Mentions: The increased incidence of cycling resident cardiomyocytes, and the increased cardiomyogenic differentiation of recruited progenitors after cell therapy, were accompanied by structural and functional benefits in the infarcted heart. Five weeks post-MI, CDC-treated hearts exhibited smaller scar mass, increased infarcted wall thickness and increased viable myocardium compared to controls (Fig 10A–F). To rule out myocyte hypertrophy as a contributor to the increase in viable myocardium [a phenomenon that has been reported after therapy with endothelial progenitor cells (Doyle et al, 2008)], we measured cardiomyocyte cross-sectional area in the peri-infarct area and found that cardiomyocyte size was similar in the CDC + MI and MI groups (Fig 10G and H). The cross-sectional area of cardiomyocytes located in the peri-infarct area (of both CDC-treated animals and infarcted controls) was higher than that of cardiomyocytes in remote myocardium; in addition, cardiomyocytes from both the peri-infarct and remote myocardium had increased area compared to cardiomyocytes in non-infarcted hearts (Supporting Information Fig 9). These data confirm previous reports demonstrating cardiomyocyte hypertrophy post-MI, which is more pronounced in the peri-infarct area compared to remote myocardium (Angeli et al, 2010; Lee et al, 2007). The fact that cardiomyocyte size in the peri-infarct area did not differ significantly between the CDC + MI and MI groups [even though CDC-treated hearts contained more BrdU+ cardiomyocytes in the peri-infarct area (Fig 5D, Supporting Information Fig 7) and cycling cardiomyocytes were smaller compared to non-cycling myocytes (Fig 4E)] can be rationalized by the relatively small percentage (∼4.7%) of additional cycling myocytes induced by CDC therapy in the peri-infarct area [which comprised ∼25% of the viable myocardium in our study (Supporting Information Fig 5)].
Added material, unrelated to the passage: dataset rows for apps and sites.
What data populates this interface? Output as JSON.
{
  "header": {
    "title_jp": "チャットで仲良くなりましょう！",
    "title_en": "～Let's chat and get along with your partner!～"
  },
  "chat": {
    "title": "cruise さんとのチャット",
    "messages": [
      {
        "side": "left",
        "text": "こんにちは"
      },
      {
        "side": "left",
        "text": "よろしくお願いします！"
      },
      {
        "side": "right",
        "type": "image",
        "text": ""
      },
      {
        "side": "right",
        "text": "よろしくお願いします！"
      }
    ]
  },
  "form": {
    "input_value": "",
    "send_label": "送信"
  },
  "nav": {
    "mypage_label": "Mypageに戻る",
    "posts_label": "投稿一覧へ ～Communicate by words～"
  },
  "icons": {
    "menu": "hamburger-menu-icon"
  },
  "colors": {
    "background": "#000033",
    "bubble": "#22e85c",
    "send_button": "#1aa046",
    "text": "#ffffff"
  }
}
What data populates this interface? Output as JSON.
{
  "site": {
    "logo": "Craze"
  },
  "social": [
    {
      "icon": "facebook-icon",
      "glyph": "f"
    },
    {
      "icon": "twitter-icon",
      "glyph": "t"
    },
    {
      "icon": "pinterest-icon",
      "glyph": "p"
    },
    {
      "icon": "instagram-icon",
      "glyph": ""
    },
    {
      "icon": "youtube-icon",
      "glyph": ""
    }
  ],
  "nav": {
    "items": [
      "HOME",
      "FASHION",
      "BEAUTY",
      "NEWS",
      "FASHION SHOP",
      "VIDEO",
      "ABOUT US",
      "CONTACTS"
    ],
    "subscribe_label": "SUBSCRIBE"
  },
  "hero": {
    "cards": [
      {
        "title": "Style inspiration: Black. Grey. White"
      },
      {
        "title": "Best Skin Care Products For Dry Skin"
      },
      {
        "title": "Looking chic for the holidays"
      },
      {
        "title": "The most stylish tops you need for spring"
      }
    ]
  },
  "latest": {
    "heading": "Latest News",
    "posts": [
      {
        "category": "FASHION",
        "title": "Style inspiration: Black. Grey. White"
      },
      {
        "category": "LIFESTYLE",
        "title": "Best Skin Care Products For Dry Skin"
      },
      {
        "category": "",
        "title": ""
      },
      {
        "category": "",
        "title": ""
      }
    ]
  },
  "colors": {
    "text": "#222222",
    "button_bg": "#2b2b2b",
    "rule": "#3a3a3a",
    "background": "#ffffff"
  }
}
Bottom Line: After MI, new cardiomyocytes arise from both progenitors as well as pre-existing cardiomyocytes.Transplantation of CDCs upregulates host cardiomyocyte cycling and recruitment of endogenous progenitors, while boosting heart function and increasing viable myocardium.The observed phenomena cannot be explained by cardiomyocyte polyploidization, bi/multinucleation, cell fusion or DNA repair.

View Article: PubMed Central - PubMed

Affiliation: Cedars-Sinai Heart Institute, Los Angeles, CA, USA.

Show MeSH
Related in: MedlinePlus